  19. 19. <ul><li>General Electric Market Attractiveness – Competitive position Matrix. </li></ul><ul><li>Market Attractiveness Criteria: Instead of market growth alone, a range of criteria are used such as market size, strength of competition, market growth rate, profit potential, social, political and legal factors. </li></ul><ul><li>Competitive Strength Criteria: Instead of using only market share, a no. of factors are used such as potential to develop a differential advantage, opportunities to develop cost advantages, reputation, distribution capabilities. </li></ul><ul><li>Weighing the Criteria: Management decides as to which criteria are applicable for their products. Management would agree on a weighing criteria for each set of criteria. Then each factor is scored out of 10 to reflect how each product rates on that factor.
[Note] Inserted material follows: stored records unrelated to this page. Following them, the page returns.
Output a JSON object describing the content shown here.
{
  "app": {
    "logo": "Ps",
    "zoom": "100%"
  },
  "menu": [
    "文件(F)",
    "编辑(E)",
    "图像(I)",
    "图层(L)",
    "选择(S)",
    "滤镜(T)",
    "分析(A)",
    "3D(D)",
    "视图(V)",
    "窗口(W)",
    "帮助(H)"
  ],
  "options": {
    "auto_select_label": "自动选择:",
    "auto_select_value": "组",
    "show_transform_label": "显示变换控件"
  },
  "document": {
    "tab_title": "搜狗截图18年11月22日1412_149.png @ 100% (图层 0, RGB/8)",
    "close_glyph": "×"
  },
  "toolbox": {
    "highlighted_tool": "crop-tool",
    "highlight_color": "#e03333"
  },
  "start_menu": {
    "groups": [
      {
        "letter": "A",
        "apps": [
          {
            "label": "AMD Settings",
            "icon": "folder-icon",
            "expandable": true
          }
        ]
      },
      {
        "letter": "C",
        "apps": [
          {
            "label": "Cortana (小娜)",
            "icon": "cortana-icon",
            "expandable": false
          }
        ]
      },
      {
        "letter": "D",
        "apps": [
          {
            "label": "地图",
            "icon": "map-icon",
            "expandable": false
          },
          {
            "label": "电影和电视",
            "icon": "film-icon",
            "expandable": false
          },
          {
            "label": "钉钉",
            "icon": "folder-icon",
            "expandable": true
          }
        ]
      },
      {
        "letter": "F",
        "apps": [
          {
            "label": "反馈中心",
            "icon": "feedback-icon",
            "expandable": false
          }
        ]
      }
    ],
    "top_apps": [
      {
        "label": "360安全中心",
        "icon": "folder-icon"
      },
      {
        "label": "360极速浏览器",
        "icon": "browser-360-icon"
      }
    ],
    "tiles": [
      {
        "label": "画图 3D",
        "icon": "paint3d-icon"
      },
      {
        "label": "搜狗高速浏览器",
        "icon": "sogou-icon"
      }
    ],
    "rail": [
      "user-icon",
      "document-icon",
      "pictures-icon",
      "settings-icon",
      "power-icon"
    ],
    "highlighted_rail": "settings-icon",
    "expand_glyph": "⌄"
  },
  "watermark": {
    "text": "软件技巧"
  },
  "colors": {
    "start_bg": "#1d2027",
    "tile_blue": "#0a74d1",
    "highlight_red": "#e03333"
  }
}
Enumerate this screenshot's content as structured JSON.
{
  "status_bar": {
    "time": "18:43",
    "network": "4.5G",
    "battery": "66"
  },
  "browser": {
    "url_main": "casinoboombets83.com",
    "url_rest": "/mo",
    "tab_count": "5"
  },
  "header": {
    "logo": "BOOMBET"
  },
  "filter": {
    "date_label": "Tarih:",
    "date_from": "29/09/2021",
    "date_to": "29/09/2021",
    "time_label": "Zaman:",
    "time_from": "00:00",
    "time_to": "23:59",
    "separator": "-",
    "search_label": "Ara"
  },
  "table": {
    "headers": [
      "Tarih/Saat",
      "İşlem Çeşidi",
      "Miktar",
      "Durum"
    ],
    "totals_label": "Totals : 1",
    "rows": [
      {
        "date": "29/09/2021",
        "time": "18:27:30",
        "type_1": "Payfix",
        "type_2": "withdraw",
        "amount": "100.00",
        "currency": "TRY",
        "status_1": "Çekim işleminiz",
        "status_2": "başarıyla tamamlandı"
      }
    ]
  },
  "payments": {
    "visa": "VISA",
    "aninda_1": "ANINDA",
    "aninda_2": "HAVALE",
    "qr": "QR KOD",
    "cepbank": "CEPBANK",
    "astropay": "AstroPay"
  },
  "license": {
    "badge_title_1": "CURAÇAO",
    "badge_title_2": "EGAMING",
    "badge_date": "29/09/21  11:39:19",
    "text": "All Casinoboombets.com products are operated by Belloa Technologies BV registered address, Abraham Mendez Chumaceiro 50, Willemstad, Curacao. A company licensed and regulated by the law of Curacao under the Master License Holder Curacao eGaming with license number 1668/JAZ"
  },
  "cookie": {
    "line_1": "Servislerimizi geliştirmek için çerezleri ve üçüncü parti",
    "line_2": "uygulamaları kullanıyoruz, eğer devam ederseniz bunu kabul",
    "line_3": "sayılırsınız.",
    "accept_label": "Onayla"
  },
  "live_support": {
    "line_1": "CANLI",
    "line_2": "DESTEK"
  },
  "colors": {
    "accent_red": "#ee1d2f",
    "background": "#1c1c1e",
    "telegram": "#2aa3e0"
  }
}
Each score is multiplied by the factor weight and summed to obtain overall market attractiveness and competitive strength scores for each product. </li></ul>Product Mix Strategies
  20. 20. <ul><li>Product Market Growth Strategies </li></ul><ul><li>Ansoff’s Matrix </li></ul>Market Penetration (increase usage) Markets Products Old Old New New Product Development (new uses) Market Development (new users) Diversification (new users, new uses)
  21. 21. <ul><li>Boston Consulting Group Strategy </li></ul><ul><ul><li>Relative Market Share </li></ul></ul><ul><ul><li>Market Growth Rate </li></ul></ul><ul><ul><li>Problems with BCG Approach </li></ul></ul><ul><ul><ul><li>Difficult to estimate relative market share in rapidly growing markets </li></ul></ul></ul>
  22. 22. <ul><li>BCG Matrix </li></ul>Stars Some cash use Future cash cow Cash Cows Generate cash for ?, Stars Dogs Low or no cash use When to divest ? High cash use ? Is to build or not Relative Market Share 10x 1.5x .1x (log scale) Market Growth Rate 22% 10% 0%
  23. 23. <ul><li>Market Leader Strategies </li></ul><ul><ul><li>Increase Size of Total Market </li></ul></ul><ul><ul><ul><li>Product-Market Growth Strategies </li></ul></ul></ul><ul><ul><li>Protect Market Share </li></ul></ul><ul><ul><ul><li>Fortification </li></ul></ul></ul><ul><ul><ul><ul><li>Assortment of brands, sizes </li></ul></ul></ul></ul><ul><ul><ul><li>Innovation </li></ul></ul></ul><ul><ul><ul><ul><li>Best defense is a good offense </li></ul></ul></ul></ul><ul><ul><ul><li>Counteroffensive </li></ul></ul></ul>

×